§ Exercise
Report every line from the material that contains the word "they".
***** Data extract
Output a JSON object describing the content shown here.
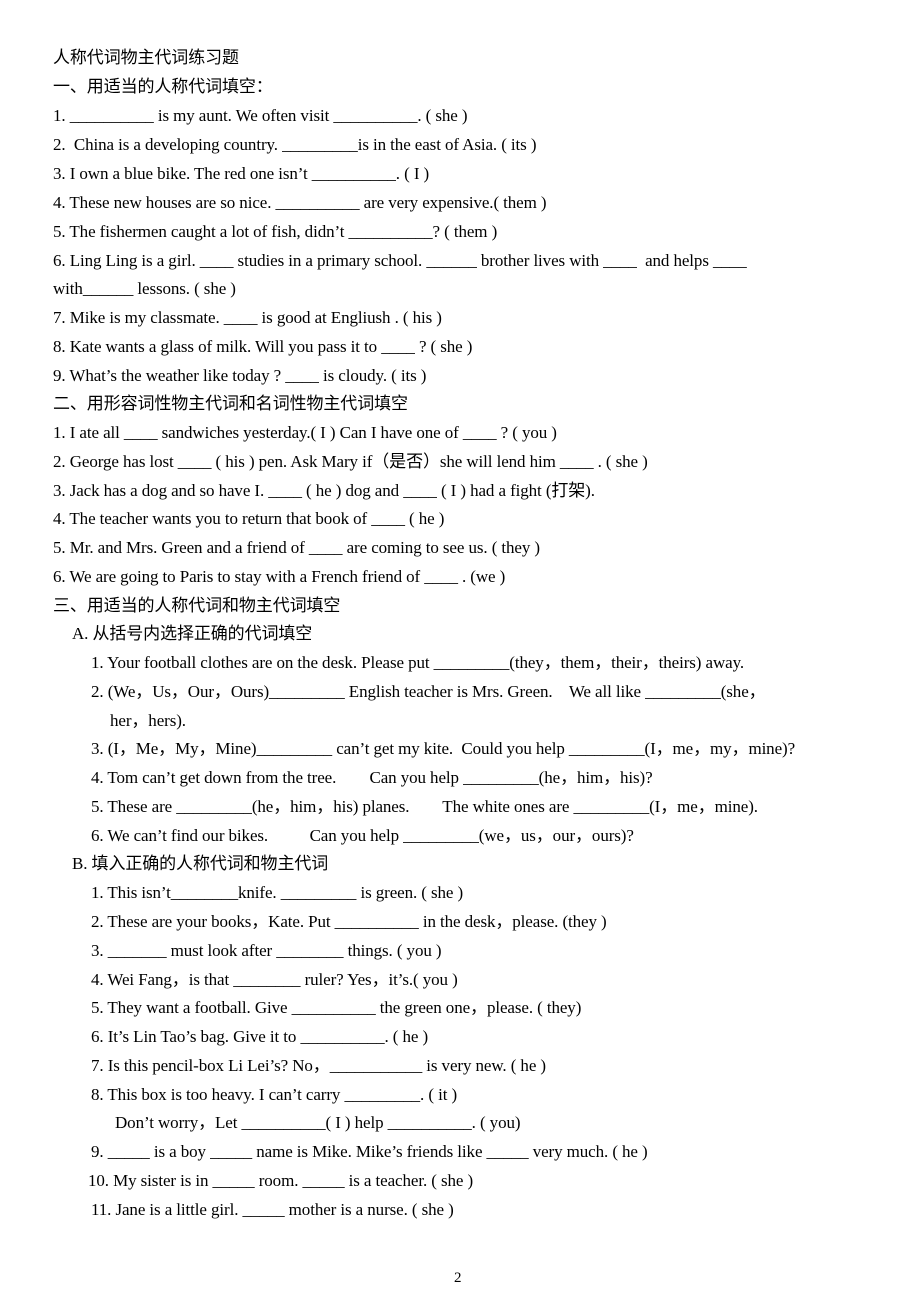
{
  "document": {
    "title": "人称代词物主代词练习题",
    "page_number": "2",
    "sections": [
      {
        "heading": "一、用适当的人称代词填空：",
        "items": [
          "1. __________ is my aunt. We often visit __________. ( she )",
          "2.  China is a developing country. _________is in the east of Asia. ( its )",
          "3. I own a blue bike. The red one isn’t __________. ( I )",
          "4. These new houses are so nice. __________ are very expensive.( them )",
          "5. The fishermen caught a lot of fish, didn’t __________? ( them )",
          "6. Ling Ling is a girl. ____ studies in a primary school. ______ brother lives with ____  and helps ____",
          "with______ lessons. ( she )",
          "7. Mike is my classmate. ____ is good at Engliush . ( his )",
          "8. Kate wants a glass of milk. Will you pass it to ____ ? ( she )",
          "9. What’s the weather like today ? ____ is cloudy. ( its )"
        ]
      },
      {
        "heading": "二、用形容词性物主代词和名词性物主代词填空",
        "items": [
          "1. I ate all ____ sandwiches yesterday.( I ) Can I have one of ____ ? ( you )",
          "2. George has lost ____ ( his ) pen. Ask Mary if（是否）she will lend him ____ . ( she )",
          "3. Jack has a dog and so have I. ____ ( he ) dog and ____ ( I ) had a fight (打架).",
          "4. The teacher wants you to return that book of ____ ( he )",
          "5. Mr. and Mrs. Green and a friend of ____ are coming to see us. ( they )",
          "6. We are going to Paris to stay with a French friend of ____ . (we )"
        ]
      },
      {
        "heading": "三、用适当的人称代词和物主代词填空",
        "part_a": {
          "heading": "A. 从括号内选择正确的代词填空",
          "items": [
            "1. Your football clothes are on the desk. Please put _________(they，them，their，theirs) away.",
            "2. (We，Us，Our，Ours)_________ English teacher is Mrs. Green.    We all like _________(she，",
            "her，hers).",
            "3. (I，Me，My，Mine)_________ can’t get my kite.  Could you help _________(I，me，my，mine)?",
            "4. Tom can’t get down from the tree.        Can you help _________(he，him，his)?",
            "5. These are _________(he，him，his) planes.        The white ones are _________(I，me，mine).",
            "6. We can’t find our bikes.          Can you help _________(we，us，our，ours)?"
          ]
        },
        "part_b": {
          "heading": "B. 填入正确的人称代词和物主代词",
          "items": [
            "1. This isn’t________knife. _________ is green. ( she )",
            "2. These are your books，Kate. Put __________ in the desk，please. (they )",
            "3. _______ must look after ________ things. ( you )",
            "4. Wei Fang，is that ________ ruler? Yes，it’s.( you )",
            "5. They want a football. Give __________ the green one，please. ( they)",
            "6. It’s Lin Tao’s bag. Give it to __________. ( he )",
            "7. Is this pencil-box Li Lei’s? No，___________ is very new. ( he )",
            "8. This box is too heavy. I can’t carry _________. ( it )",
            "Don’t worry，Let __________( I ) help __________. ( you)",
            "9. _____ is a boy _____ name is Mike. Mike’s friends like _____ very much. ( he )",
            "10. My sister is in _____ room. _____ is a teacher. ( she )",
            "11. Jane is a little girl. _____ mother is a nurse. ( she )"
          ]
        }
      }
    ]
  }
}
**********
§ Result for this exercise
          "5. Mr. and Mrs. Green and a friend of ____ are coming to see us. ( they )",
            "1. Your football clothes are on the desk. Please put _________(they，them，their，theirs) away.",
            "2. These are your books，Kate. Put __________ in the desk，please. (they )",
            "5. They want a football. Give __________ the green one，please. ( they)",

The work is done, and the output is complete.